  • What public consultation has taken place to determine what the wishes are of homeowners in Regina? From what I have read, the developers can buy up parcels of land in R1 zones and construct large 4 plexus that ruin the character of the areas. This is a an extreme move for Federal funding that will have long term negative consequences for housing development in Regina.

    Rider Prider asked about 2 months ago

    We know there are a range of diverse community views with respect to development, and housing in particular. In June 2023 Council endorsed the City’s Housing Accelerator Fund Action Plan which was developed to support additional housing development in alignment with the Official Community Plan, including the community priorities and growth plan.
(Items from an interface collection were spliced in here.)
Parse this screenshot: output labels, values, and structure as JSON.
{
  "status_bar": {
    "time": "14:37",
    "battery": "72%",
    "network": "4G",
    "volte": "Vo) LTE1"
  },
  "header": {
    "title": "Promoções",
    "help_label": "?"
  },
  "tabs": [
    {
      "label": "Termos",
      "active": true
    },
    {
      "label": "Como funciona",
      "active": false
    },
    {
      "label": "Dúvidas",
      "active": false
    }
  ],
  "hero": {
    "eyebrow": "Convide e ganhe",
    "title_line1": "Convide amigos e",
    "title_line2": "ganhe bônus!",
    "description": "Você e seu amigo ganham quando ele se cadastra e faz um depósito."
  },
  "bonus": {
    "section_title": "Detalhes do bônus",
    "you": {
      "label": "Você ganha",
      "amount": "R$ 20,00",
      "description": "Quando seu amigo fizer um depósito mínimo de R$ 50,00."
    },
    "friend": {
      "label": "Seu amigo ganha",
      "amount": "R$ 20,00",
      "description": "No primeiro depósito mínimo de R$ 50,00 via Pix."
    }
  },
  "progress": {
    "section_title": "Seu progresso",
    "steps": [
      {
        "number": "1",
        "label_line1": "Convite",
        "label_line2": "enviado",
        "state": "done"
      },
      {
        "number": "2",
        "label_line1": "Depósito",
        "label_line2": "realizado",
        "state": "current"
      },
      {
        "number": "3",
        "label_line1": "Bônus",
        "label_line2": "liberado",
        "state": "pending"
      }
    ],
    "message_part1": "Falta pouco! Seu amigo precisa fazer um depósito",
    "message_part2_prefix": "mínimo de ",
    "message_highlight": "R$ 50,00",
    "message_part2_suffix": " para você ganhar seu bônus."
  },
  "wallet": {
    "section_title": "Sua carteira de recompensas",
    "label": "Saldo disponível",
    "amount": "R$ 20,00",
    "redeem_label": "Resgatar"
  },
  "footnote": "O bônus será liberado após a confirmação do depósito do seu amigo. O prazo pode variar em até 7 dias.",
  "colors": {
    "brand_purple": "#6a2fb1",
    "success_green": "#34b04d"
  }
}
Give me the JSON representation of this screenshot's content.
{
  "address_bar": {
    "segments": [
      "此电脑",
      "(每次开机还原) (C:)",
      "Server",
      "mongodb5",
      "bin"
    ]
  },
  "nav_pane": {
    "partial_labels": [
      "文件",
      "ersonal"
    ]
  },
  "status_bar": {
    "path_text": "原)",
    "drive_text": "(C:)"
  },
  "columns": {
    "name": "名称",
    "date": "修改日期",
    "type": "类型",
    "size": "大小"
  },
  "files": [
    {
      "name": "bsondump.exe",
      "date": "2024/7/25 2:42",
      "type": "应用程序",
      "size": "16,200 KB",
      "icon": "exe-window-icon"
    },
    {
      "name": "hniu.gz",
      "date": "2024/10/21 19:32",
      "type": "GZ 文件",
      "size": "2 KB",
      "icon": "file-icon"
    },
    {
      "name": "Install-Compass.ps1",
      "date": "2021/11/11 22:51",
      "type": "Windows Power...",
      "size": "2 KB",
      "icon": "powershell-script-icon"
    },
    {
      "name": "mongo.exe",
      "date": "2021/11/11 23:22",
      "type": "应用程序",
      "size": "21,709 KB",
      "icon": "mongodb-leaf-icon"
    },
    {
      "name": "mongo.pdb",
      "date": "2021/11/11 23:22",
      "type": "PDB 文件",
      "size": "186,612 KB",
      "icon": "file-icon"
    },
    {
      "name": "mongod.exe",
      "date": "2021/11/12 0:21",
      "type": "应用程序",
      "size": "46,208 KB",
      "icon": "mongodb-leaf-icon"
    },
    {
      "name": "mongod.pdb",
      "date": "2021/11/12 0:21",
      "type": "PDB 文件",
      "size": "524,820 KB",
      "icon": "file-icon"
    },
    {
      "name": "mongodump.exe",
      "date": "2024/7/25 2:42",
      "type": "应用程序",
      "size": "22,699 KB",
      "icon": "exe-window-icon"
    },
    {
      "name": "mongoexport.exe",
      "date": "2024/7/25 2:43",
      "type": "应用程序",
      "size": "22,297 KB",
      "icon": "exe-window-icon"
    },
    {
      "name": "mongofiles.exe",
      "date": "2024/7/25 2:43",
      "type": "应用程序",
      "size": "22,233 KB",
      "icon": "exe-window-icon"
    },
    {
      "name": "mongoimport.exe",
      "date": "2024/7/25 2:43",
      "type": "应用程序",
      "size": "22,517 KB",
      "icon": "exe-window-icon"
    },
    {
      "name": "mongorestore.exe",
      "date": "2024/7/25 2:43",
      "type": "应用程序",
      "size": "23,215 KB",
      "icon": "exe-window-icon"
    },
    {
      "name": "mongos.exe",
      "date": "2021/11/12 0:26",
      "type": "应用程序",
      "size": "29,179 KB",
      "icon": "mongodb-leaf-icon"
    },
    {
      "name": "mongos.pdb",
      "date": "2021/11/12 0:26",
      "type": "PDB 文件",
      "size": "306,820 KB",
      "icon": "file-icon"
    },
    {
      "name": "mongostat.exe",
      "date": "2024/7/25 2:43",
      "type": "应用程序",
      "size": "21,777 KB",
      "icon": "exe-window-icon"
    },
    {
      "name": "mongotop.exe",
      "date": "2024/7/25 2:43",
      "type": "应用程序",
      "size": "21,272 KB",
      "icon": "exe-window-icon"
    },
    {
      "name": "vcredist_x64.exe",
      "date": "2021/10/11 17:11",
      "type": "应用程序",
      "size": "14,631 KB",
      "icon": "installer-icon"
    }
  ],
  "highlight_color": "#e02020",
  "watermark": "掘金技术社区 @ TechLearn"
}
    In November 2023, City Council directed staff to bring forward specific citywide zoning bylaw amendments that would allow more housing to be developed as of right (i.e., additional units per lot, increased heights near transit, etc.).

    With respect to changes in R1 zones that were approved by Council in January 2024, while additional units may be permitted on the lot, all projects must fit within the current development standards that would be permitted for a single-family home (i.e., heights, setbacks).

  • Hi there, I'm wondering if, in conjunction to increasing residential density near "main transit routes" the city will also be increasing funding for more accessible transit? Regina city transit is incredibly limited and this is an important piece of the overall makeup of the city and making life more affordable and liveable for those facing housing insecurity and financial precarity.

    Amber PB asked 2 months ago
    The Regina Transit Master Plan recommends that service hours be increased to support growth in the city and to provide improved service. This can take the form of increasing operating hours and frequencies for existing routes, as well as route adjustments. The Regina Transit Master Plan also recommends future service increases for paratransit. Any future increase to service hours are subject to budgetary approval by City Council.
Page last updated: 16 Apr 2024, 01:08 PM